**Work instructions:**
With every line kept intact, print the entries that appear below.

**Stored items from a collection:**
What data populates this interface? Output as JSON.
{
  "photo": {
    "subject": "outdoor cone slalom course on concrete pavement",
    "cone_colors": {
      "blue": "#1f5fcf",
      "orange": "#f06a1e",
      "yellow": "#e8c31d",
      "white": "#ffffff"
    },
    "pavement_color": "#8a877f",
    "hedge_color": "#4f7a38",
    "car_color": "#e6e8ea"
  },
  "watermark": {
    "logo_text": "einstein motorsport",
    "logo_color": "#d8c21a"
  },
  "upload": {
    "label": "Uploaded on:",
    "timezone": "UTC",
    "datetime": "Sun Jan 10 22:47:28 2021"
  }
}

**Completed exercise:**
What data populates this interface? Output as JSON.
{
  "photo": {
    "subject": "outdoor cone slalom course on concrete pavement",
    "cone_colors": {
      "blue": "#1f5fcf",
      "orange": "#f06a1e",
      "yellow": "#e8c31d",
      "white": "#ffffff"
    },
    "pavement_color": "#8a877f",
    "hedge_color": "#4f7a38",
    "car_color": "#e6e8ea"
  },
  "watermark": {
    "logo_text": "einstein motorsport",
    "logo_color": "#d8c21a"
  },
  "upload": {
    "label": "Uploaded on:",
    "timezone": "UTC",
    "datetime": "Sun Jan 10 22:47:28 2021"
  }
}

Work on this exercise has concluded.